I also spent a lot of time with extended family. Because my host-Mom worked during the day, I’d go to Abuela’s for lunch. There, we’d chat and I’d try to get Thor (the family dog) to cuddle in the hammock with me.
Because Las Cruces had two host-families, I lived down the street from my co-teacher. We saw each other most days outside of school and it was nice to have someone to speak English with. Our Spanish skills also complimented each other as Audrey could listen well and I spoke a lot.
With it’s rural geography, there was so much beauty and life to observe. In addition to all the people, horses, cows, chickens, and other animals were everywhere. Seeing how animals (whether pets or food) were taken care of was an interesting difference compared to the US. Here, large enclosures and a rural landscape allowed animals to have space and freedom (for the most part).
While every volunteer has a different experience, I wouldn’t have had mine any other way. My host-family, community, and school made my experience as amazing as it could have been.
In addition to the people, you could say I also made a lot of animal friends, including this energetic parrot.
What I Did Outside My Host Community
In Las Cruces, life is simple. It was enjoyable to walk around, explore new paths, take photos, and spend time with people, but sometimes I needed to get away.
The two nearby cities, Chitre and Las Tablas, were fantastic places to go for a change of energy. I typically went with Audrey but sometimes took trips myself.
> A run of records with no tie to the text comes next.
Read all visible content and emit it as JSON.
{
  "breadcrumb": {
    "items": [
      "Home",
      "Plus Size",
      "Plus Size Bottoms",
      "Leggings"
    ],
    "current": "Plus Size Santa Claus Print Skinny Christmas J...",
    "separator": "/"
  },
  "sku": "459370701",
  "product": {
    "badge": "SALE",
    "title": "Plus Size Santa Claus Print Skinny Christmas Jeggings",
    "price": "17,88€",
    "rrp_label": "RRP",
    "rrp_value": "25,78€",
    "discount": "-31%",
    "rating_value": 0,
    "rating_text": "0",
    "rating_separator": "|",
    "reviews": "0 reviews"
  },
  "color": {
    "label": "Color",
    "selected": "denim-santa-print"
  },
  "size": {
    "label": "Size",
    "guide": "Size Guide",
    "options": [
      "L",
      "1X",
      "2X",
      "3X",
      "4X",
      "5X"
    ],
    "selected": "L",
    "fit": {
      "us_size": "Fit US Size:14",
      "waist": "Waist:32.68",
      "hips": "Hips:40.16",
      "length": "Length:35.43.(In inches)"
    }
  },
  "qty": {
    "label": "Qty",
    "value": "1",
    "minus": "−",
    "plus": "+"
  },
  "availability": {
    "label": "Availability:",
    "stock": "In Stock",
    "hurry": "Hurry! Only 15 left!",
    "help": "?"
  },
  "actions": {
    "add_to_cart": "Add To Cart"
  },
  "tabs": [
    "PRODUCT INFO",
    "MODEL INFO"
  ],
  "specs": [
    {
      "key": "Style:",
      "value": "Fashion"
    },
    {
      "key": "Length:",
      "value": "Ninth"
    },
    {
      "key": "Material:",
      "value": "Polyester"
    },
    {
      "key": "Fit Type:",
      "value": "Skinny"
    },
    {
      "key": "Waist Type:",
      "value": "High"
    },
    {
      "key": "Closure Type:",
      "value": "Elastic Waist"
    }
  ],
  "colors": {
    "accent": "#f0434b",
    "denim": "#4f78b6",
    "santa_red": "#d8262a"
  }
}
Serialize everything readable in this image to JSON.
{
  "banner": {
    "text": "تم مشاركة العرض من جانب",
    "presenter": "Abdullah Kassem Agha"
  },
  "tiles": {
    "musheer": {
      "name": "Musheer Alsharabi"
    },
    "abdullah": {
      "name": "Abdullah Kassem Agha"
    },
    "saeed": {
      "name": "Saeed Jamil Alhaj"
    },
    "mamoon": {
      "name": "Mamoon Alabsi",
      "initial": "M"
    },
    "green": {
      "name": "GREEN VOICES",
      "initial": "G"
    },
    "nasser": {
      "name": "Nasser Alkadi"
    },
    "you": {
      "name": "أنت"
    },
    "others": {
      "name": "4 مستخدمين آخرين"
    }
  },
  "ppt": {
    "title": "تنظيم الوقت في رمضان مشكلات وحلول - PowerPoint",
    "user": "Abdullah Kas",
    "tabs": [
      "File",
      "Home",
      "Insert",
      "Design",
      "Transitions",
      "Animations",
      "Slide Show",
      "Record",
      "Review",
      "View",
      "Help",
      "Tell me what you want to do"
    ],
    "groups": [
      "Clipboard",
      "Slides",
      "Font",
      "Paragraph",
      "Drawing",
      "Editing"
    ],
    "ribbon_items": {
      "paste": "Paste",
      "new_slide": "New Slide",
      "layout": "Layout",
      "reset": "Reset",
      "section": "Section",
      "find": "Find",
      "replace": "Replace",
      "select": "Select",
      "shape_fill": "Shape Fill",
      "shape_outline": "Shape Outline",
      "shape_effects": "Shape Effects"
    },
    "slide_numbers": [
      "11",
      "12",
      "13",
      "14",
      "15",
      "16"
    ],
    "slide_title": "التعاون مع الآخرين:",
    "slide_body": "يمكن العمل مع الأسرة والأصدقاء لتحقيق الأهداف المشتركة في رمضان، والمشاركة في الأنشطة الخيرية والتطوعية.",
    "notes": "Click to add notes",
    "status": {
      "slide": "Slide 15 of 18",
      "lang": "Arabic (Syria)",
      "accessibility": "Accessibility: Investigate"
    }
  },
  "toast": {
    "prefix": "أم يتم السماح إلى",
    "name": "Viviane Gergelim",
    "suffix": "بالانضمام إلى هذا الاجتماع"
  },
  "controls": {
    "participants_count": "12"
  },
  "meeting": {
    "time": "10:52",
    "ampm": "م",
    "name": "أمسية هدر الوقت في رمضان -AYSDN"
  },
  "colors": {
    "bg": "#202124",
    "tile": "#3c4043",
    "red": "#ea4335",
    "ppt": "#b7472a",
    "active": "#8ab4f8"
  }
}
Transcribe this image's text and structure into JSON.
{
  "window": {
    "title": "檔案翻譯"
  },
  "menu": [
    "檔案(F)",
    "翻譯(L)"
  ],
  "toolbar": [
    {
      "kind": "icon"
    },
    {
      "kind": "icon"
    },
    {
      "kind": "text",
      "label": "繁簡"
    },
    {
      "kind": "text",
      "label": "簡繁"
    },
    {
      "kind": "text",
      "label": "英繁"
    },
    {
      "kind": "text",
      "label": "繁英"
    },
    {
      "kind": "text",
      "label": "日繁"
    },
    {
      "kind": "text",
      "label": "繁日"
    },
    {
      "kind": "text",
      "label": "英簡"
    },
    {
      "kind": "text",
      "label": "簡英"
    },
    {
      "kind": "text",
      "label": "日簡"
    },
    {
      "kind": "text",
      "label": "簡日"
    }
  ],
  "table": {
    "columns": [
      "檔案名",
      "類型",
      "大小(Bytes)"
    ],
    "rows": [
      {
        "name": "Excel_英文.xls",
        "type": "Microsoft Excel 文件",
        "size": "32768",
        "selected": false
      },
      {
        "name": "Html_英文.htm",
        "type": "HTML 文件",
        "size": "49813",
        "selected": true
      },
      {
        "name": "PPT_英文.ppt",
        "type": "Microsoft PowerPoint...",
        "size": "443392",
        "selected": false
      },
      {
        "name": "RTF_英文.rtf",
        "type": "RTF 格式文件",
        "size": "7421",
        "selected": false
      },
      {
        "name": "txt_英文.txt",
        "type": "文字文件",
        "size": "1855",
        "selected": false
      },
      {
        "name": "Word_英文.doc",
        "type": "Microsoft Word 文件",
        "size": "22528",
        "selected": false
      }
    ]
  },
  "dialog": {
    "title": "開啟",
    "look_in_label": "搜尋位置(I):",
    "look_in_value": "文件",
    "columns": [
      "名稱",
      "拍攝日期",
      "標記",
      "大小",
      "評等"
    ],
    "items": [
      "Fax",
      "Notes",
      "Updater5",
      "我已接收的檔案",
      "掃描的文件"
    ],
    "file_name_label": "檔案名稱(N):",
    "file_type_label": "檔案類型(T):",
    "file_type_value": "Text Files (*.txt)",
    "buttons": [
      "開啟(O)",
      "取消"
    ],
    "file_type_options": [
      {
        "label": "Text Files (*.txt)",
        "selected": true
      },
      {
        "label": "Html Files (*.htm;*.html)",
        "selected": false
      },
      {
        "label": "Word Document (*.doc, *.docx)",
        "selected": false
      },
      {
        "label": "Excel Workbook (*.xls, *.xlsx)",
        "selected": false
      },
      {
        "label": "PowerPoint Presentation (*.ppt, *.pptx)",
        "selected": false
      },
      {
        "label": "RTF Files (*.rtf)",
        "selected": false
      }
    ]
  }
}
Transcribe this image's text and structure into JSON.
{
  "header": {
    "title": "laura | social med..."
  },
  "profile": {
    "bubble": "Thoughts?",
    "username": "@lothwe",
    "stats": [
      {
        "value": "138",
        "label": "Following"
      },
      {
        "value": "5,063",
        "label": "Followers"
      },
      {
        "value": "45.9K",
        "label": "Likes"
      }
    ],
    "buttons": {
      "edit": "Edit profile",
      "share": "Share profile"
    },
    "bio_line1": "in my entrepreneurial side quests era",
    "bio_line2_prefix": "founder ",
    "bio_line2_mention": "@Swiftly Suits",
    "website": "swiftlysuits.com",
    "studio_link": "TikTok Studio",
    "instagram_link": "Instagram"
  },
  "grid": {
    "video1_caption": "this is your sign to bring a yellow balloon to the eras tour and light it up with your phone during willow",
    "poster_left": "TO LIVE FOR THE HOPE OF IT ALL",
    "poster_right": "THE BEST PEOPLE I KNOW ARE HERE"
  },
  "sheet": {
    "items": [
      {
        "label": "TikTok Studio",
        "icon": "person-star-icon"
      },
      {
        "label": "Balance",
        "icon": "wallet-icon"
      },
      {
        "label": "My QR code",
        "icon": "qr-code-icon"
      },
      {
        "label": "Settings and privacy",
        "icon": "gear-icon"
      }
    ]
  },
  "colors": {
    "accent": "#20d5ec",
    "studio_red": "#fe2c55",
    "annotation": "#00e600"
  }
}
If I was going to Las Tablas, it was usually for an event in the city square or (more likely) the beach. Let me say a lot of my free time in Panama was committed to the beaches.
Chitre, on the other hand, was the place to go for commercial needs.
With placements throughout the region, taking trips to visit other volunteers was a way to go somewhere new, meet new people, and hangout with each other.
Then there’s mid-point break. This year they chose Boquete, a mountainous city in Panama with gorgeous waterfalls, coffee plantations, and hiking trails. In relation to Panama weather, it’s some of the most comfortable due to the altitude.
With all the natural beauty in Panama, it’s hard to get tired of exploring. Shortly after my arrival, I became comfortable with traveling, making new friends, and exploring the mixture of rural and urban life. The warm/hot weather was also always a plus!
What Made Panama so Amazing?
Beyond teaching, spending time with my host family, and getting involved with my community — volunteering brought unexpected experiences and joys into my life.
Instead of writing a whole section on this, I’m just going to post some pictures that convey how I feel.
Scroll over the photos to read the descriptions — you can also view more of my Panama galleries here.
At Santa Librada with my host-Mom, Abuela, and Bisabeula. It was one of the best nights I had in Panama.
If you’re committed to global service, supporting communities, and are a creative problem-solver, volunteering with Learning Enterprises might be right for you.
When I decided to come on this program, I knew I wouldn’t change the world. But I that didn’t keep me from making smalls impacts where I could.
It’s amazing to look back and think of the people I got to know, the experiences I had, and what it taught me about who I want to be and how I can keep helping people.
Have any questions about my experience serving with Learning Enterprises? Leave a comment or reach me on my contact page!
2019 Summer Applications are Now Open!
Visit Learning Enterprises to learn more about their mission and programs.